Opponents also say the money could be better spent in the class room, seat belts create occupancy limitations, kids could use the belts as a weapon, they won’t buckle up anyway, and the bus driver could be liable for injuries.
AUDIO: Senator Cullen acknowledges the many safety features of school buses, but says adding seat belts is the next step. :37
Jim Fey with Wisconsin School Bus Association (and Student Transit of Eau Claire) is against a seat belt mandate on school buses. He cites the stance taken by the National Highway Traffic Safety Administration (NHTSA). “Since students are at a much greater risk traveling to schools in other ways, particularly in teen-driven automobiles, the agency calculates that a seat belt mandate would actually result in an increase of 10 to 19 student fatalities because they would be in other cars rather than in school buses where they belong.”
Supporters of the bill (SB-304) say, for children, buckling up is a learned behavior. Many are uncomfortable not buckling up.
Fey says the belt use rate among elementary students is pretty high — about 75 percent; however, among middle and high school students it’s low — ranging from 0 to 50 percent.

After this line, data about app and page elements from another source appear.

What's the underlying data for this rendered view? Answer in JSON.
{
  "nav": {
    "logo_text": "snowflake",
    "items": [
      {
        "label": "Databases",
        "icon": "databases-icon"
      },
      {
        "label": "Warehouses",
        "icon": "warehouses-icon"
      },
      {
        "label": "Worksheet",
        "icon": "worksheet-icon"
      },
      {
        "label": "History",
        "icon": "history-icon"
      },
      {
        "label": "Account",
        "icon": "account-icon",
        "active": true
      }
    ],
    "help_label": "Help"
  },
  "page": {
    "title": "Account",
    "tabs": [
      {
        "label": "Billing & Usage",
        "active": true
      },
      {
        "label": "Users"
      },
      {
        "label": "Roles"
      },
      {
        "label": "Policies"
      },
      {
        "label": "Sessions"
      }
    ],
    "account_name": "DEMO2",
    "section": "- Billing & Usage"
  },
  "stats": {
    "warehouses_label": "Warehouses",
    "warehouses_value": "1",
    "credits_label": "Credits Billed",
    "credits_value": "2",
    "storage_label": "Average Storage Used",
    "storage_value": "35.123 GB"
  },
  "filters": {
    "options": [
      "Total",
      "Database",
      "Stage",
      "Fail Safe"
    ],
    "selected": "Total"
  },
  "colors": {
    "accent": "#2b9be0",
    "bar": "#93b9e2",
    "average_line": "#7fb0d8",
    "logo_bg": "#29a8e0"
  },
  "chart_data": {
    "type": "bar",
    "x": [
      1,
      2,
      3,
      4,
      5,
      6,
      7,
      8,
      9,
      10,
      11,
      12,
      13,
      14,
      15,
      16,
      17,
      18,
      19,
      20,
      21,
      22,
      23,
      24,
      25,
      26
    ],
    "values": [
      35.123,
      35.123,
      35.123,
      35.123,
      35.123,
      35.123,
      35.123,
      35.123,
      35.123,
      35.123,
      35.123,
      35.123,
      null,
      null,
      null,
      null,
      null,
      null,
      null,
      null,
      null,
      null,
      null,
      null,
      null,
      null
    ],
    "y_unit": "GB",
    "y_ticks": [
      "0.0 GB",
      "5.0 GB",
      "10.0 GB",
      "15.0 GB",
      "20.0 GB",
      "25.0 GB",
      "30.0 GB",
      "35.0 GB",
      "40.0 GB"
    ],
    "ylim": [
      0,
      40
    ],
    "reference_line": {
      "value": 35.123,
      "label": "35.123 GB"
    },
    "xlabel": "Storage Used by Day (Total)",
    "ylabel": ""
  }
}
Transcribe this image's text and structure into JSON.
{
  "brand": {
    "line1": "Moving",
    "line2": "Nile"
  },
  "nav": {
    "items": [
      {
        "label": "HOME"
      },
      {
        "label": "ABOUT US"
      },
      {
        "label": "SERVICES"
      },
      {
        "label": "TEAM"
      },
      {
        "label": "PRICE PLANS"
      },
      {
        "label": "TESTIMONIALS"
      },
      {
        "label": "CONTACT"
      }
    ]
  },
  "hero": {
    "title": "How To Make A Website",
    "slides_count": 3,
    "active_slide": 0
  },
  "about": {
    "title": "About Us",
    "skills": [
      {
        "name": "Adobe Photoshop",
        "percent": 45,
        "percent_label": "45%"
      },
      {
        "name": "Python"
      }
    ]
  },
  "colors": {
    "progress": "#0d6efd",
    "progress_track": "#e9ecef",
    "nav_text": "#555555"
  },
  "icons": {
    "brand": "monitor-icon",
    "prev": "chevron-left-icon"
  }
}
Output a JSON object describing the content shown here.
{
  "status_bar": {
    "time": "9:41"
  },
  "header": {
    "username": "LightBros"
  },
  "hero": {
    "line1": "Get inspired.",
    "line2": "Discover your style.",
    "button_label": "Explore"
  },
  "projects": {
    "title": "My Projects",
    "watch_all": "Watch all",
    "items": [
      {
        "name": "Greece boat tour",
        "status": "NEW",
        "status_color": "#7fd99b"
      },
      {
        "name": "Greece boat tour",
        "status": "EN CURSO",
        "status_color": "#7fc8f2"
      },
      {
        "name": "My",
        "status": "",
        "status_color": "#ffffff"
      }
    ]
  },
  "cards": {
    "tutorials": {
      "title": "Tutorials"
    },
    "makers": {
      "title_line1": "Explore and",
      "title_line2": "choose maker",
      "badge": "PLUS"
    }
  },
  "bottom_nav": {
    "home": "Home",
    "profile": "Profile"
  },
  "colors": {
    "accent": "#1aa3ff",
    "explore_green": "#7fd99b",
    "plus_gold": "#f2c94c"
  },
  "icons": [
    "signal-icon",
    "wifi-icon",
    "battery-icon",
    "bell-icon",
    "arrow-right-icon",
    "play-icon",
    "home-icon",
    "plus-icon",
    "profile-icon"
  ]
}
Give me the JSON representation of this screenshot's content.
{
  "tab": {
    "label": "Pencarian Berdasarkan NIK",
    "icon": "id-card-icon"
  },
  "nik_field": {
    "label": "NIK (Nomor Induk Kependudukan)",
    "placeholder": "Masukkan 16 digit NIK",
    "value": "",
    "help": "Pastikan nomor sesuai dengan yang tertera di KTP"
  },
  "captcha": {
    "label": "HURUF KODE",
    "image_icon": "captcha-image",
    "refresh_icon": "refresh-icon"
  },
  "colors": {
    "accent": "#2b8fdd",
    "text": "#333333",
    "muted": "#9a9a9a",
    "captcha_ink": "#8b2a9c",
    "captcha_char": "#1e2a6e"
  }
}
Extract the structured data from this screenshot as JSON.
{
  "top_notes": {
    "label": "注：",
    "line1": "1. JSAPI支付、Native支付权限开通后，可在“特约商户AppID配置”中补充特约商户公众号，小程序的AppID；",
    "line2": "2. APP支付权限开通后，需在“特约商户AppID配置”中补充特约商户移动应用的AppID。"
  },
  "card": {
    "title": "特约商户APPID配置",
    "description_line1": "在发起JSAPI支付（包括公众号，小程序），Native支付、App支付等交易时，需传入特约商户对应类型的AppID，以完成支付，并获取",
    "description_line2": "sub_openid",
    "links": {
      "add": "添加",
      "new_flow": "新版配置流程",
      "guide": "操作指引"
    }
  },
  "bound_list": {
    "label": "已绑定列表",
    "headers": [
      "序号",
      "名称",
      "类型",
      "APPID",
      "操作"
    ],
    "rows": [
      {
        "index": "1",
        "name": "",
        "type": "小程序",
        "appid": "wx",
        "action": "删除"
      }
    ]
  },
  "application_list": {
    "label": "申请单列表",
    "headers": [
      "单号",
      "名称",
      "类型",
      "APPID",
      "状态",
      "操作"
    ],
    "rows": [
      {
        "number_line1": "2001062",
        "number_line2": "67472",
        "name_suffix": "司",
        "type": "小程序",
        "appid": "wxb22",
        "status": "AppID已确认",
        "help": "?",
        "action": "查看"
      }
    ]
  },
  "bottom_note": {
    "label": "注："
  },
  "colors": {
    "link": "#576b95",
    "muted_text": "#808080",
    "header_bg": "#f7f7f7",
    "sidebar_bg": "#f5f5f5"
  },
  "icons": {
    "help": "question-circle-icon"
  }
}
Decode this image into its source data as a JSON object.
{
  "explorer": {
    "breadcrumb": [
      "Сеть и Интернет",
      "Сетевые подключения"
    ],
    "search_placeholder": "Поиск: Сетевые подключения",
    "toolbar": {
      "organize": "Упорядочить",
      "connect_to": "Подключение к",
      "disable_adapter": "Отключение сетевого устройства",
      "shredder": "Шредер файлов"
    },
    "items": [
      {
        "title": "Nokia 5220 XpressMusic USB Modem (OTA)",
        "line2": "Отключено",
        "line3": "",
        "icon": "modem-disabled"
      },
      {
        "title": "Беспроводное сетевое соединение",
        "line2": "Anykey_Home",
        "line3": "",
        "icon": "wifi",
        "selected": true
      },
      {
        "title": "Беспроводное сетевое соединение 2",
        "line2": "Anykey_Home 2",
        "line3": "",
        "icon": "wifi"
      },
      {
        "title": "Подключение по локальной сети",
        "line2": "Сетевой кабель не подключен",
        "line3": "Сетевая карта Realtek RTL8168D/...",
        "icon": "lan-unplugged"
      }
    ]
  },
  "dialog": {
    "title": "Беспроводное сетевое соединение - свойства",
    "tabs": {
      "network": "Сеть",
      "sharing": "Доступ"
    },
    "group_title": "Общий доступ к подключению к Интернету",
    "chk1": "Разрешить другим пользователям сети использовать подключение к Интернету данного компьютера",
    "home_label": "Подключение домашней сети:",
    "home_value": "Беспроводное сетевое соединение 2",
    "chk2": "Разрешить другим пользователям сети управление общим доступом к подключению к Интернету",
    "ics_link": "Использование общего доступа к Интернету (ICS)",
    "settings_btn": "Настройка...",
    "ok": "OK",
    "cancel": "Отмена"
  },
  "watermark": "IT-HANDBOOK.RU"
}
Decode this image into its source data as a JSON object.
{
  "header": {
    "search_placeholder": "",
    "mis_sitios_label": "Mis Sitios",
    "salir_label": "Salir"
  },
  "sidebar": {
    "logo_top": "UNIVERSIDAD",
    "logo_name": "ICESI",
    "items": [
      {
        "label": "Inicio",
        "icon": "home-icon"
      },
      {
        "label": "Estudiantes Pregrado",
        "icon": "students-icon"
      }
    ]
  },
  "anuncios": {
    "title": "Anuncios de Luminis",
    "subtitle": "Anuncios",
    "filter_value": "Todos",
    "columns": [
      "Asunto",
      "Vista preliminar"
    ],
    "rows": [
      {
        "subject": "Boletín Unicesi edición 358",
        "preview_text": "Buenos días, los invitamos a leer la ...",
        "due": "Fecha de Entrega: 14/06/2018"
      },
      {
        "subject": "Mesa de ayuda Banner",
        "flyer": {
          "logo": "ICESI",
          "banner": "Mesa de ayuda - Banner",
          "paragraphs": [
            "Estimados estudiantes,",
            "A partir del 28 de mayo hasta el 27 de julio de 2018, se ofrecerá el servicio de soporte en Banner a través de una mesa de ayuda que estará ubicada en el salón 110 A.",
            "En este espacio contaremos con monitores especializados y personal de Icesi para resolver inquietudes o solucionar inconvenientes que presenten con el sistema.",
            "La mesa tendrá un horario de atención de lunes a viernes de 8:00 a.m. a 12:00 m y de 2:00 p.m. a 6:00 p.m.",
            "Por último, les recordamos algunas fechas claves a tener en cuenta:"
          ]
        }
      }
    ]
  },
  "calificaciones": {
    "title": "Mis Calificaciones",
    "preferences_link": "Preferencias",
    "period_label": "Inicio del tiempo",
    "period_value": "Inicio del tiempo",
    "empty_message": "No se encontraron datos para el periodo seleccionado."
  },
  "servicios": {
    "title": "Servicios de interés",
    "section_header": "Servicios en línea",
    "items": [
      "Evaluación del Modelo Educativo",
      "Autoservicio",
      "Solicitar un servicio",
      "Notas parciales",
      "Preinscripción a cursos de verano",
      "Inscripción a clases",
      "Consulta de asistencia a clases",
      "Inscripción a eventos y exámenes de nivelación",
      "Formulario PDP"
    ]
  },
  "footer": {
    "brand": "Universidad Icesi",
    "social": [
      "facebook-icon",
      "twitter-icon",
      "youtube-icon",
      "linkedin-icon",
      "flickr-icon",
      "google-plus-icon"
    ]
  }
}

Lawmakers heard public testimony on the measure in the Senate Committee on Transportation, Public Safety, and Veterans and Military Affairs.